Civic journalism: Civic journalism covers the activities of the country’s civic institutions (for example, courthouses, city halls, band councils, school boards, federal Parliament or provincial legislatures) or subjects of public importance to society.
Creative Commons licence: A Creative Commons (CC) licence is one of several public copyright licences that enable the free distribution of an otherwise copyrighted “work.” A CC licence is used when an author wants to give other people the right to share, use, and build upon a work that he or she (that author) has created. CC provides an author flexibility (for example, he or she might choose to allow only non-commercial uses of a given work) and protects the people who use or redistribute an author’s work from concerns of copyright infringement as long as they abide by the conditions that are specified in the licence by which the author distributes the work.
Communities are considered underserved if they are:

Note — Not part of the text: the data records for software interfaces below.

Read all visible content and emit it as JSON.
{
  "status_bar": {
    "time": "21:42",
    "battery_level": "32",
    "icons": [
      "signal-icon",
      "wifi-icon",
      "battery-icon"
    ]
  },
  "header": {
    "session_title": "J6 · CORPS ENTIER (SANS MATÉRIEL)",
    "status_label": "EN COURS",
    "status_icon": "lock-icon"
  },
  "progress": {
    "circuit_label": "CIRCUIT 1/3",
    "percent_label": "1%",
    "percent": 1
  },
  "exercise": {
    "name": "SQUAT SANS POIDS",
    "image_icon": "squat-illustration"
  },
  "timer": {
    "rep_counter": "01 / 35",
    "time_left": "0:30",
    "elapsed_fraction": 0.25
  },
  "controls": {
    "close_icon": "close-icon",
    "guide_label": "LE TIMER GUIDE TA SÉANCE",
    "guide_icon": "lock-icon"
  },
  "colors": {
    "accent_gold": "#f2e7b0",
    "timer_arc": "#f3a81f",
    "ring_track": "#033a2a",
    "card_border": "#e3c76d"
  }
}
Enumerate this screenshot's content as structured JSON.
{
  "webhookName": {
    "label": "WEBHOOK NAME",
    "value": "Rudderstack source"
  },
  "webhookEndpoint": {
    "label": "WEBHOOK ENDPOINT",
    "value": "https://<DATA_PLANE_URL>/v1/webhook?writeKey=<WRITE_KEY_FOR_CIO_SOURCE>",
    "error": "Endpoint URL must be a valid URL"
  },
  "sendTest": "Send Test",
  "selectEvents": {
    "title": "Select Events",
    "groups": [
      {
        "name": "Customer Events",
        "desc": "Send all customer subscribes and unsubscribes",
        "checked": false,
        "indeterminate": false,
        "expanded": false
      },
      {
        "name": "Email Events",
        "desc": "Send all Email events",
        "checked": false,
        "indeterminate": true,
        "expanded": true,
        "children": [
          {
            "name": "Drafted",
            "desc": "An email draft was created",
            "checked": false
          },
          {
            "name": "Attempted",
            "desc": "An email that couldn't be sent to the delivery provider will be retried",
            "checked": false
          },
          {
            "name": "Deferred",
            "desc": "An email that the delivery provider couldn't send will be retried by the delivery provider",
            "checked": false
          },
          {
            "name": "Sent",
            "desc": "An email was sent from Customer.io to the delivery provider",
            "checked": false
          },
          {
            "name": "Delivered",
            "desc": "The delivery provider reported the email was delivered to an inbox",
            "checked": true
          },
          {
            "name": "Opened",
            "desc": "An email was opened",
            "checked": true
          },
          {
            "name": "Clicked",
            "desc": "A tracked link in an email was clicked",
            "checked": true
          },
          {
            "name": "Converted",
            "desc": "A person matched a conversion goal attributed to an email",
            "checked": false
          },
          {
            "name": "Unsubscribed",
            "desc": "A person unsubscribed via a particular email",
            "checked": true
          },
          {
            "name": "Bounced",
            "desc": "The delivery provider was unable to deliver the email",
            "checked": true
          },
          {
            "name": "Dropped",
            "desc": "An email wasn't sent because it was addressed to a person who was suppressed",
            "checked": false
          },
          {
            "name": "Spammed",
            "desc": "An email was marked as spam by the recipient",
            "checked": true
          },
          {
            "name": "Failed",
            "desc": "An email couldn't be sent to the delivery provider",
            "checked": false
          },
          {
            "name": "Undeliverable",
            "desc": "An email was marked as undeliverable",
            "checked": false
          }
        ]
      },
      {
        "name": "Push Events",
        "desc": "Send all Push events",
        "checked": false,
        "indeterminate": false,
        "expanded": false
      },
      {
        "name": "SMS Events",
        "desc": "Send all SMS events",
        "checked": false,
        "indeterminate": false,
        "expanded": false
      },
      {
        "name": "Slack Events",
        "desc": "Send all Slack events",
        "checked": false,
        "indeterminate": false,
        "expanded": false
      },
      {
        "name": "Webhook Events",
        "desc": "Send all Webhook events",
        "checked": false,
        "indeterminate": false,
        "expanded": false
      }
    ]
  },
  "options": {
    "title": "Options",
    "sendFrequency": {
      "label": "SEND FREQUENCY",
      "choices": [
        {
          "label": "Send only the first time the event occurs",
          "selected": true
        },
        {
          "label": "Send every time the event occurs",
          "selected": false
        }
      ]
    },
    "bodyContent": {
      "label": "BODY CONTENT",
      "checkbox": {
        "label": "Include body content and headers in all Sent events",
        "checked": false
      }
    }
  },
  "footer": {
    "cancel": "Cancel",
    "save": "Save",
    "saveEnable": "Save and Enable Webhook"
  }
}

- News deserts: Communities where citizens do not have access to journalistic information about community issues and institutions because there are no daily or community newspapers and other media (for example, community radio or television). Also, if there are other public or private broadcasters, they do not produce local news.
- Areas of “news poverty”: Communities where there is limited access to journalistic content about community issues and institutions through a daily or community newspaper or public or private broadcaster. Available sources of local news — whether a newspaper, a community radio station or other media — demonstrate significant gaps in coverage due to a lack of capacity.
Courtesy Canadian Heritage